Jarana urges transformation in telecoms industry
South African Airways (SAA)-bound Vuyani Jarana says the local telecommunications industry can do more to promote transformational issues.
He was speaking on the sidelines of the Responsible Global Business Forum, currently under way in Sandton, Johannesburg.
Yesterday, Vodacom officially confirmed that Jarana had tendered his resignation as chief officer of Vodacom Business, but National Treasury had already announced his appointment as SAA CEO on 3 August. After 22 years at Vodacom, he will serve a notice period before leaving the organisation to join the national carrier.
"I have my own regrets in the industry - one of the key things being how we are shaping the industry to respond to transformational and developmental issues, whether it's in healthcare, education or agriculture or delivering smart cities. Industry needs to help the continent to leapfrog its own development cycle - we need to see more digital solutions creating possibilities.
"Those are the things that are more powerful in the industry and the country needs [them]. Being at the cutting edge of that and striving towards better are some of the things I will definitely be nostalgic about," he told ITWeb.
Jarana joined Vodacom as network controller in 1995 and served in a number of executive positions, culminating in his appointment as chief officer of Vodacom Business in September 2012.
Speaking on his departure, after over two decades at the telco, Jarana said he has no doubt the enterprise division of Vodacom will continue to prosper.
"There is strength at Vodacom as well as in the industry.

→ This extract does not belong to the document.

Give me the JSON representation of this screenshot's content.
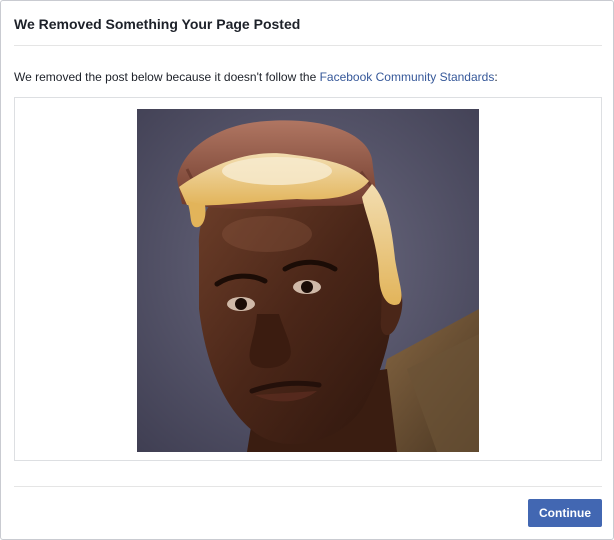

Also, the company has very clear structures of how things are done and there are built-in strategies that can allow a suitable candidate to take the division forward."
Following his appointment at the airline, National Treasury said Jarana has built a solid and transformed organisation, with emphasis on both top-line business growth as well as margin expansion.

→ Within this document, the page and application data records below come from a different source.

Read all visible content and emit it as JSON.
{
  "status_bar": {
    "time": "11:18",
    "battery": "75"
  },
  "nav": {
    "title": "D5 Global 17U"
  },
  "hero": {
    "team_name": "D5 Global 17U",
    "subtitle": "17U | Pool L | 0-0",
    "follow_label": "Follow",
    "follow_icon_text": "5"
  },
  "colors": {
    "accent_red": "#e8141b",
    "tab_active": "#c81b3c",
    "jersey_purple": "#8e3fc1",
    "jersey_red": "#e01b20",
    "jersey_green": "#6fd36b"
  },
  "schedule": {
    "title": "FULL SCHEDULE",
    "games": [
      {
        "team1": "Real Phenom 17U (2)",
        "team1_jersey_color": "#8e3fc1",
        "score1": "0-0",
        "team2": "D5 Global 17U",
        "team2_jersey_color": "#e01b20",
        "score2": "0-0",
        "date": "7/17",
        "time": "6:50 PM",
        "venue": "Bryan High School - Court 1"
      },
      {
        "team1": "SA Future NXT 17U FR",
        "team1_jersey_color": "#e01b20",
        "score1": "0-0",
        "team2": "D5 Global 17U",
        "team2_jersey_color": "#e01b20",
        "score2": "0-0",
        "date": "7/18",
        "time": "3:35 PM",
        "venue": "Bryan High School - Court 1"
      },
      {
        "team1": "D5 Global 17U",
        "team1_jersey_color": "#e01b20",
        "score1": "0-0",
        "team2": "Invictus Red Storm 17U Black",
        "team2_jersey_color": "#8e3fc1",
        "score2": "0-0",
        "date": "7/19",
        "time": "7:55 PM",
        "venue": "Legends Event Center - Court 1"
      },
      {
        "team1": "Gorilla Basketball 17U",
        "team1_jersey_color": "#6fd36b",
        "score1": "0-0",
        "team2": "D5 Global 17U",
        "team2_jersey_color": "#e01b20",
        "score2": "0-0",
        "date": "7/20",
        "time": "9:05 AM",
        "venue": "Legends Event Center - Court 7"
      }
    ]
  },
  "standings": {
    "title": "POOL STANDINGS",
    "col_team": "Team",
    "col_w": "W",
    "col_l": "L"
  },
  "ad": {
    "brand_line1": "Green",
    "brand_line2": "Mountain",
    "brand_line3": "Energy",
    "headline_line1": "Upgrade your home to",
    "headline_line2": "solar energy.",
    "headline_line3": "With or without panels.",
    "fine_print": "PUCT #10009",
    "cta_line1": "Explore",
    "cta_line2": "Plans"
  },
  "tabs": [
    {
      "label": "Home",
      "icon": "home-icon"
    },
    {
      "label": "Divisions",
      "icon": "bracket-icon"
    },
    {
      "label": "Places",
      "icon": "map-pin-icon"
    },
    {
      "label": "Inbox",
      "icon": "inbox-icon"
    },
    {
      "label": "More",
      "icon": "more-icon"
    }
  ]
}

"Part of [accepting this position] is appreciating the level of complexity of the business case, but also having a deep understanding of it. The main challenge is ensuring the airline resolves its issues as a revenue-generating commercial business. National Treasury, the board and the executive need to act in unison to turn it around, which can be done," Jarana noted.